-- GIVEN DATA --
**********

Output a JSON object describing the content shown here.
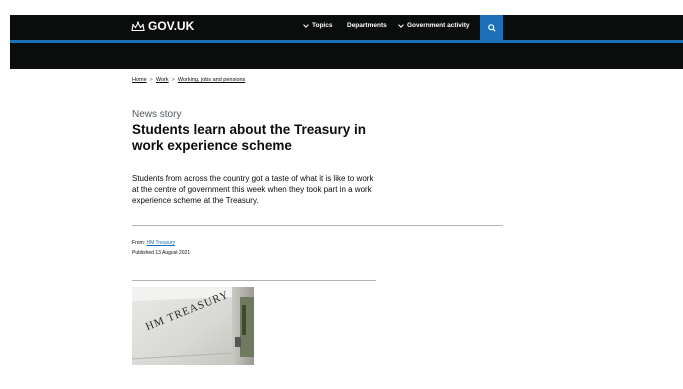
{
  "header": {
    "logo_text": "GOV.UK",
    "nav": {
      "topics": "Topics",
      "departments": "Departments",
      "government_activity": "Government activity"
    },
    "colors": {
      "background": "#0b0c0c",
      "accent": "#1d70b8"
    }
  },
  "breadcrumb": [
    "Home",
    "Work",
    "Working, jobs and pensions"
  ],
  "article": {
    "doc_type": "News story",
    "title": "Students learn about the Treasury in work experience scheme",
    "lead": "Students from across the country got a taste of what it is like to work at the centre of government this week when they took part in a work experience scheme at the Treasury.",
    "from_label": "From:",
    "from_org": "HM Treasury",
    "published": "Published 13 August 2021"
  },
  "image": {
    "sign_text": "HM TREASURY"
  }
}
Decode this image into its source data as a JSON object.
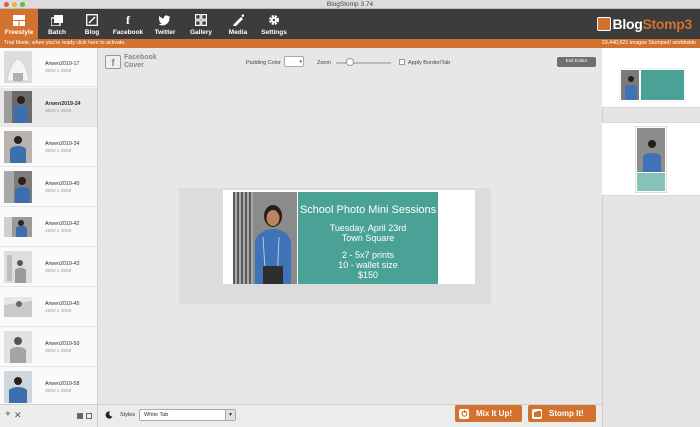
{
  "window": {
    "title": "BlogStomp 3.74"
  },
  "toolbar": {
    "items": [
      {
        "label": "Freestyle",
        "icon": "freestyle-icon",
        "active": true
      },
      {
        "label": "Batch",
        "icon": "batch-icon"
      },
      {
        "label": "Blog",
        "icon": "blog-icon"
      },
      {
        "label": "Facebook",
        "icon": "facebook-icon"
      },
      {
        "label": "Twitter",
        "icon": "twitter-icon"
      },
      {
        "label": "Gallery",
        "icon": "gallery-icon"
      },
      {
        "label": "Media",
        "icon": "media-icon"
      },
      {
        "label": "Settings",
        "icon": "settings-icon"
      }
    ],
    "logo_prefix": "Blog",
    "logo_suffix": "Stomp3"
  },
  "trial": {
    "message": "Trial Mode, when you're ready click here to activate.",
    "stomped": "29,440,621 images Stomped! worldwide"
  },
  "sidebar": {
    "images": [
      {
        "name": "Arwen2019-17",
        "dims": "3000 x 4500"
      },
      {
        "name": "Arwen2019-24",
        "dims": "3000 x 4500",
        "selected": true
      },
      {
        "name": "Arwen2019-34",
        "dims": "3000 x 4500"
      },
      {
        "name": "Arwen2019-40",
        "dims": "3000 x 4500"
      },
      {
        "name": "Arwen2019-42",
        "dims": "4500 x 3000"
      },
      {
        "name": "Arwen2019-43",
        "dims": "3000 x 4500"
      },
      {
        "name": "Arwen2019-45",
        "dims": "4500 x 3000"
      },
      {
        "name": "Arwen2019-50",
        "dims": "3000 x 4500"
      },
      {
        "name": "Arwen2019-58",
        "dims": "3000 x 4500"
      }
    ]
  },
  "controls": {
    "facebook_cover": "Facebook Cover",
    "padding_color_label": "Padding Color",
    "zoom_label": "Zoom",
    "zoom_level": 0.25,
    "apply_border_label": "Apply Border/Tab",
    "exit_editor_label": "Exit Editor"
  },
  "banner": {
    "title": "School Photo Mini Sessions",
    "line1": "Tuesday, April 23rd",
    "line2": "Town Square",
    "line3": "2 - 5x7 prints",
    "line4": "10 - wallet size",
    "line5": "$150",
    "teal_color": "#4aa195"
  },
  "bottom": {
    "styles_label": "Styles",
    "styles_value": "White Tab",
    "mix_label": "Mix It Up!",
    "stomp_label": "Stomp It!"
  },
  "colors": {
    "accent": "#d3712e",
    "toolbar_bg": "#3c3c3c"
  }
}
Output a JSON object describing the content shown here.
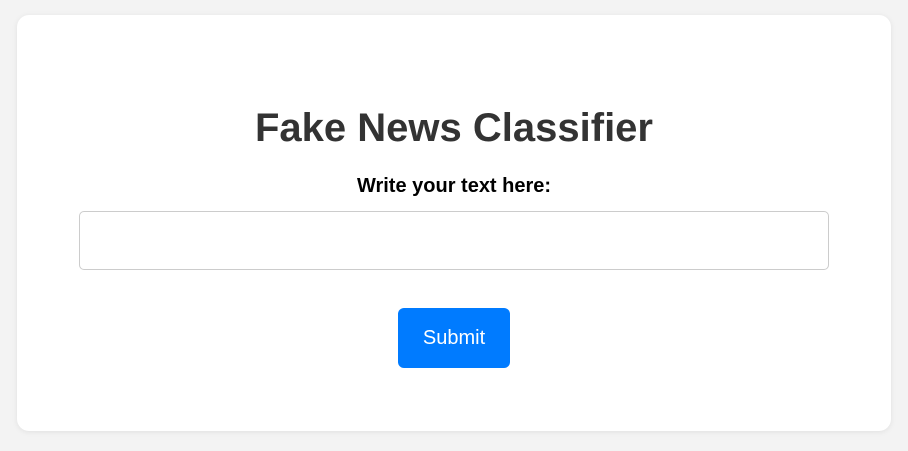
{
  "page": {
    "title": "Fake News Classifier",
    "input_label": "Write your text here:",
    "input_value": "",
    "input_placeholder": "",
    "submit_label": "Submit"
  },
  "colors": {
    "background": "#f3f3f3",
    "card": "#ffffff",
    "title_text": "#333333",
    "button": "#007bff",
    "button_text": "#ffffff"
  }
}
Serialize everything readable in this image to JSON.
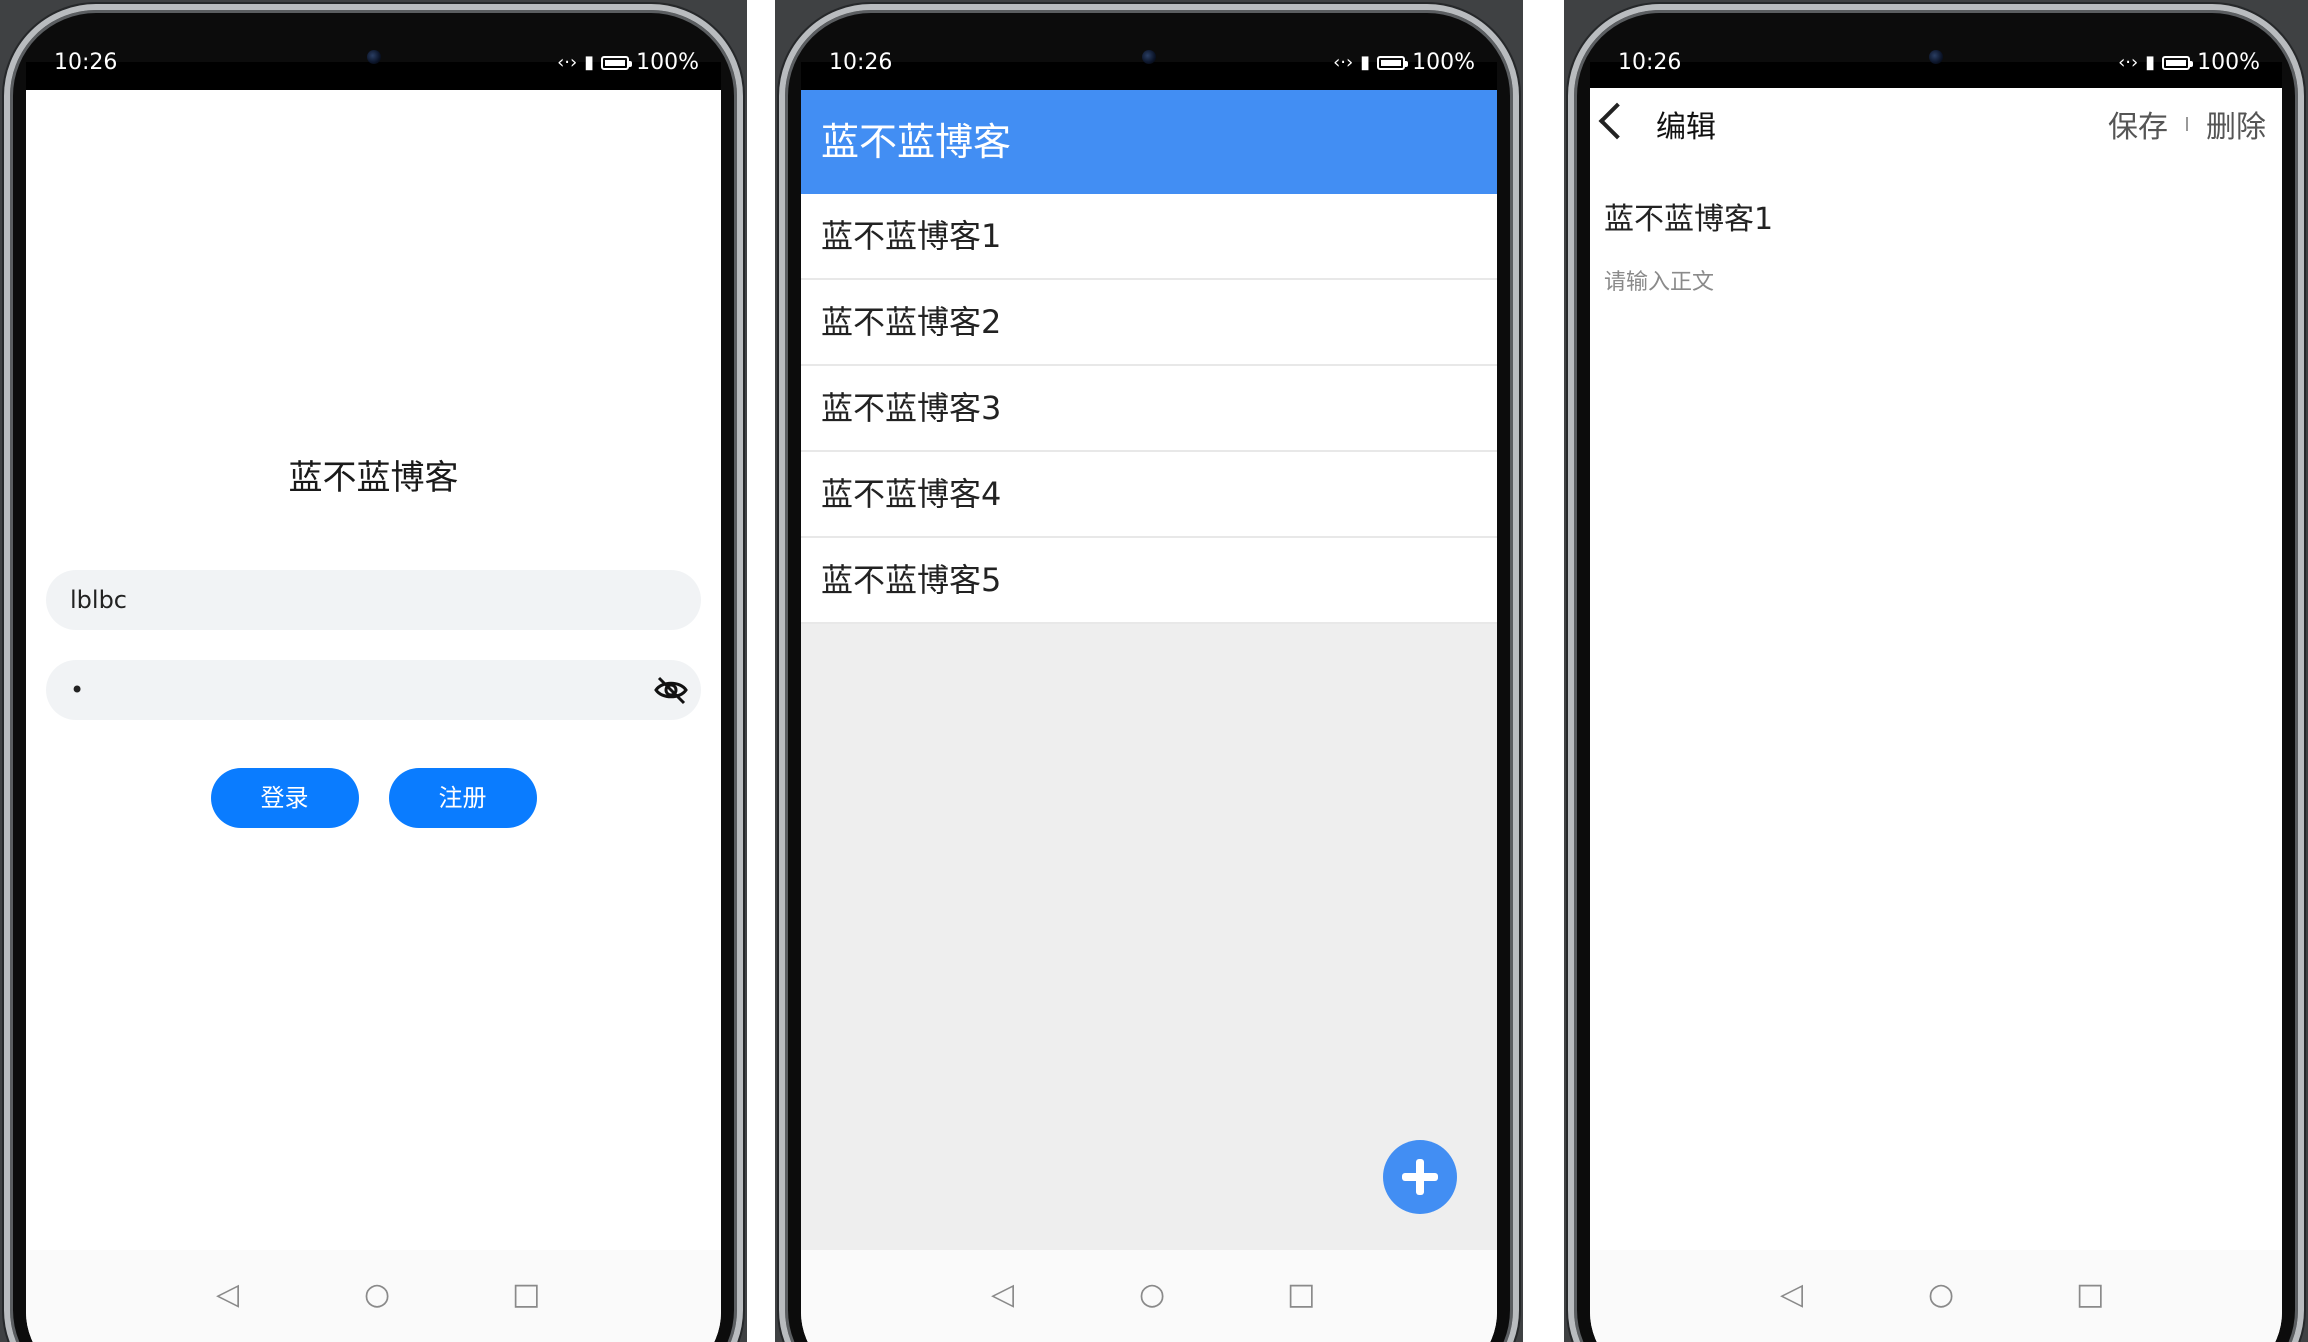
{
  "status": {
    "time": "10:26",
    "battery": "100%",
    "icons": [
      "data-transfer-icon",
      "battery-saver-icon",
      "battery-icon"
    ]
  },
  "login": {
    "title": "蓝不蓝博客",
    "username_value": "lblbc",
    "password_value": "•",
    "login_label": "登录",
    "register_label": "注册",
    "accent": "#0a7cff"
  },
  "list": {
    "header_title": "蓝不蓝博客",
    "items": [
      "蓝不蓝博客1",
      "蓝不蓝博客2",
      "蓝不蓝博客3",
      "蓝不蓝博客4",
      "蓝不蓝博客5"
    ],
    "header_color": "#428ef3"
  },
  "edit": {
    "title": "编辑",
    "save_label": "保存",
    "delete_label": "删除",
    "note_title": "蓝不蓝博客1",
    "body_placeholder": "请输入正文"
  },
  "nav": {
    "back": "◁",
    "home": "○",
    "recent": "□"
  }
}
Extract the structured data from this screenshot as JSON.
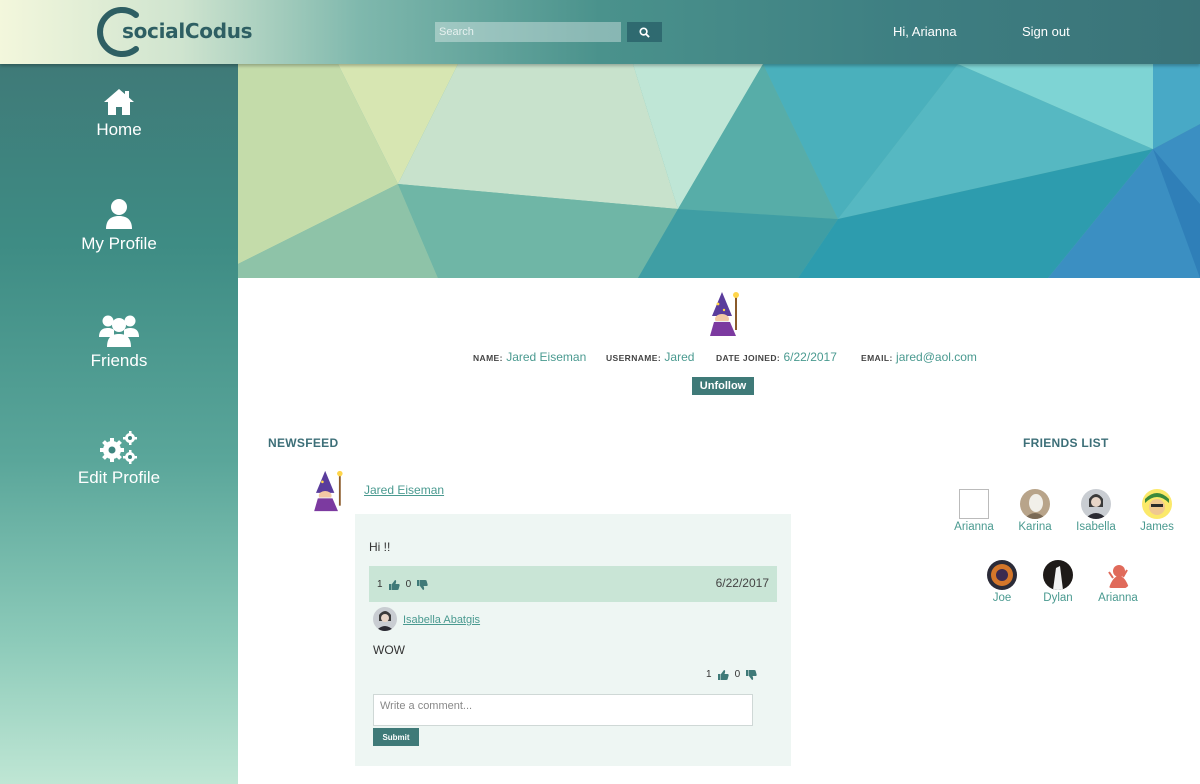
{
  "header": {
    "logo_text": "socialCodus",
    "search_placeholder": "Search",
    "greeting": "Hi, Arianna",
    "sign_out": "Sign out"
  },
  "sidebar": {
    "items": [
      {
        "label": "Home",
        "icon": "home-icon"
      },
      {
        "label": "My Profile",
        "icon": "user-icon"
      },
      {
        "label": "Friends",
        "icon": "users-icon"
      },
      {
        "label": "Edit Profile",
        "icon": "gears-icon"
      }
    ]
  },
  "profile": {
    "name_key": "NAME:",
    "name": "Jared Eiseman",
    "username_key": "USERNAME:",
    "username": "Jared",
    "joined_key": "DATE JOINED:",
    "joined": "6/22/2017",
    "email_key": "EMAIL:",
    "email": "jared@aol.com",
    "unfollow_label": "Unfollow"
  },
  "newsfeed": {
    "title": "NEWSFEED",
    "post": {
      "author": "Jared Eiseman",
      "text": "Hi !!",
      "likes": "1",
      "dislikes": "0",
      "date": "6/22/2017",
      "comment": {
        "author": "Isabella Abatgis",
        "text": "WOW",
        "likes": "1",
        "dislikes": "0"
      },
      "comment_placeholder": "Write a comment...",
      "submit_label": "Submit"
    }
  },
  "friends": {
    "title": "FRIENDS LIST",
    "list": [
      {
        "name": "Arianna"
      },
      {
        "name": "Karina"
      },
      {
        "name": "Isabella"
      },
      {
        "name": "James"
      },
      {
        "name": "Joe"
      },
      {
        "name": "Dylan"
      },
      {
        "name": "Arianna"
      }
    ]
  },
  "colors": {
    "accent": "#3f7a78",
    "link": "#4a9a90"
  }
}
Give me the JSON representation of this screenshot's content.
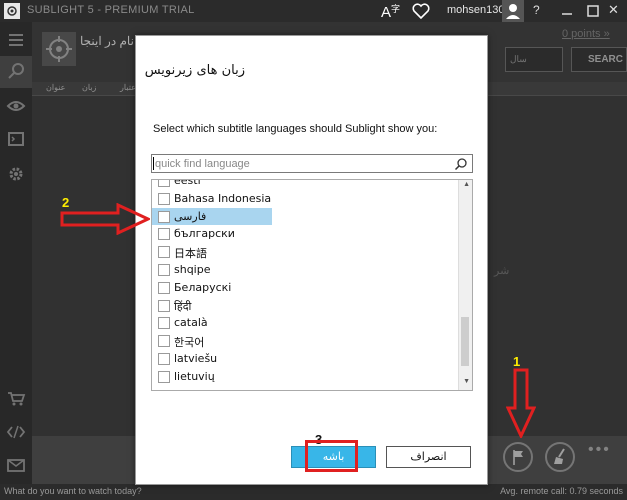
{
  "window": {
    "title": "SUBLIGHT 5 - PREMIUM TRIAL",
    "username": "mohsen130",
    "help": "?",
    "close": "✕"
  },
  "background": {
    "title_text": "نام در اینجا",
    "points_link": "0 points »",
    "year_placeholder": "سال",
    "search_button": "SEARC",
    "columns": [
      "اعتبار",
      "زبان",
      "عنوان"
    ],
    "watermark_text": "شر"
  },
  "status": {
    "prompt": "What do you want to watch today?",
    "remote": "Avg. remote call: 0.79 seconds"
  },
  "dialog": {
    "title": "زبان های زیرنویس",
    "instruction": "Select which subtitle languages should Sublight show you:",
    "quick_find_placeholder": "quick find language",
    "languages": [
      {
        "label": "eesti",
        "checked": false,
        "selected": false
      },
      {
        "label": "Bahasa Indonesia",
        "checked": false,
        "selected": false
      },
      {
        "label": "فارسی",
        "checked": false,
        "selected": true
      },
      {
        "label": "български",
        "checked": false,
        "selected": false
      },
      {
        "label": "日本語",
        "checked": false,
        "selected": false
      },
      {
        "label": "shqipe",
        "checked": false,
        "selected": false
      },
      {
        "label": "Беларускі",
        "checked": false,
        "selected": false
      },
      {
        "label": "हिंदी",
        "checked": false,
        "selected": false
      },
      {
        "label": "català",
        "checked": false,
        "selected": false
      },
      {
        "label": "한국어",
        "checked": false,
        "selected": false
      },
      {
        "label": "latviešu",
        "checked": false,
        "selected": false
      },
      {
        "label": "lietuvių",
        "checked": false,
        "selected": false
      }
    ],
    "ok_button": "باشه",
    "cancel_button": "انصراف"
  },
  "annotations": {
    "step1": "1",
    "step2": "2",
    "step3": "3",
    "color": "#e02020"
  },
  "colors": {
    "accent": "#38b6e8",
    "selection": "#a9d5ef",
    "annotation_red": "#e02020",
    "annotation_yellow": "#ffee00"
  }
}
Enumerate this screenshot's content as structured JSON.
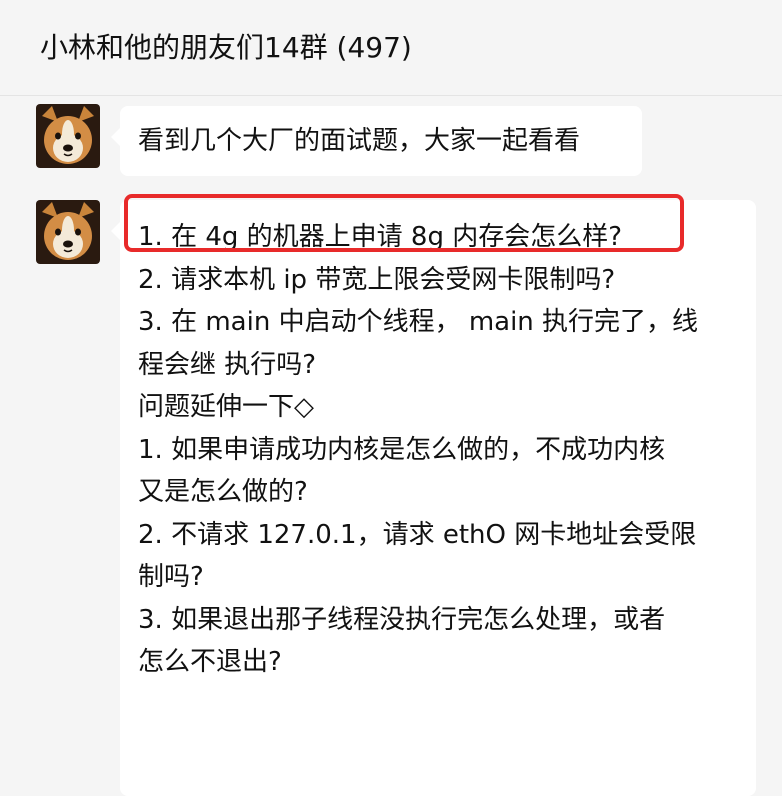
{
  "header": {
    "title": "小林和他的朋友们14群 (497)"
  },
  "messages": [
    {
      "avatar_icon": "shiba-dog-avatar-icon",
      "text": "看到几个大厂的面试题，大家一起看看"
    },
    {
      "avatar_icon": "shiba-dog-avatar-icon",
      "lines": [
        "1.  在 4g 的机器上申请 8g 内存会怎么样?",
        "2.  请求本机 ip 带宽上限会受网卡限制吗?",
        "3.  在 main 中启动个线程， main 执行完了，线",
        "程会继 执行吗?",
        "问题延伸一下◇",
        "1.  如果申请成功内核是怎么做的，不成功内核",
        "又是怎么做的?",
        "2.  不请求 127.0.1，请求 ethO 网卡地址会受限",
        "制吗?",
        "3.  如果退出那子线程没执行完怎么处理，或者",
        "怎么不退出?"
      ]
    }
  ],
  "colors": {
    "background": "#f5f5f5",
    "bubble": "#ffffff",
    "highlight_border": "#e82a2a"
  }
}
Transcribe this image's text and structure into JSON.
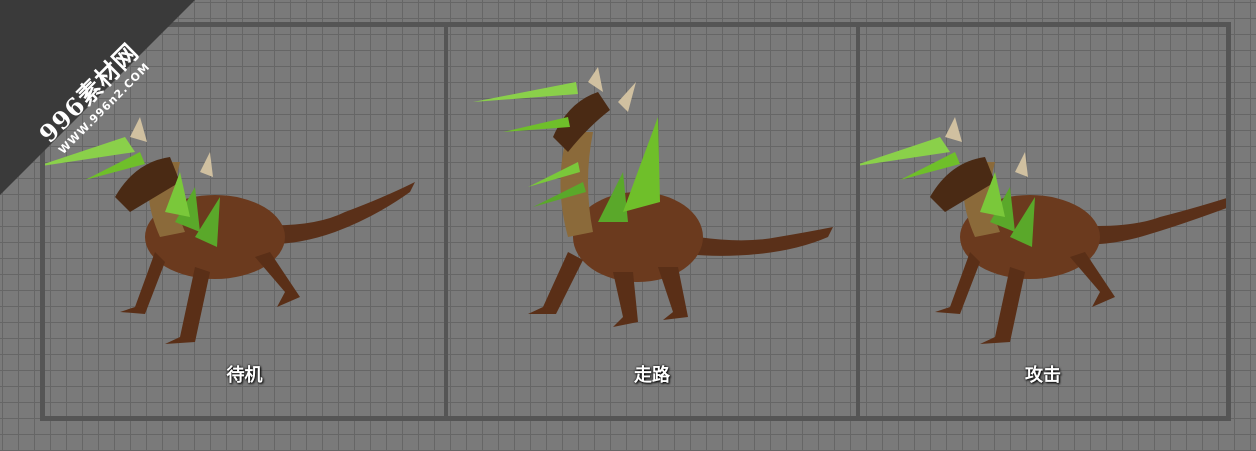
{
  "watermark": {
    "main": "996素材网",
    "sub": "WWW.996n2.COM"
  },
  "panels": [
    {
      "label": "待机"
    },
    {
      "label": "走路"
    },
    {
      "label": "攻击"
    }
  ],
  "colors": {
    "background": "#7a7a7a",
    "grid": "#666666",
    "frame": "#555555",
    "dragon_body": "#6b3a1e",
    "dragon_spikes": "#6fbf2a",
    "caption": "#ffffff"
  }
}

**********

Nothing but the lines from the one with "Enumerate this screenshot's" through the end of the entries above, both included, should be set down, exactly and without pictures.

Enumerate this screenshot's content as structured JSON.
{
  "header": {
    "title": "小林和他的朋友们14群 (497)"
  },
  "messages": [
    {
      "avatar_icon": "shiba-dog-avatar-icon",
      "text": "看到几个大厂的面试题，大家一起看看"
    },
    {
      "avatar_icon": "shiba-dog-avatar-icon",
      "lines": [
        "1.  在 4g 的机器上申请 8g 内存会怎么样?",
        "2.  请求本机 ip 带宽上限会受网卡限制吗?",
        "3.  在 main 中启动个线程， main 执行完了，线",
        "程会继 执行吗?",
        "问题延伸一下◇",
        "1.  如果申请成功内核是怎么做的，不成功内核",
        "又是怎么做的?",
        "2.  不请求 127.0.1，请求 ethO 网卡地址会受限",
        "制吗?",
        "3.  如果退出那子线程没执行完怎么处理，或者",
        "怎么不退出?"
      ]
    }
  ],
  "colors": {
    "background": "#f5f5f5",
    "bubble": "#ffffff",
    "highlight_border": "#e82a2a"
  }
}
Transcribe this image's text and structure into JSON.
{
  "watermark": {
    "main": "996素材网",
    "sub": "WWW.996n2.COM"
  },
  "panels": [
    {
      "label": "待机"
    },
    {
      "label": "走路"
    },
    {
      "label": "攻击"
    }
  ],
  "colors": {
    "background": "#7a7a7a",
    "grid": "#666666",
    "frame": "#555555",
    "dragon_body": "#6b3a1e",
    "dragon_spikes": "#6fbf2a",
    "caption": "#ffffff"
  }
}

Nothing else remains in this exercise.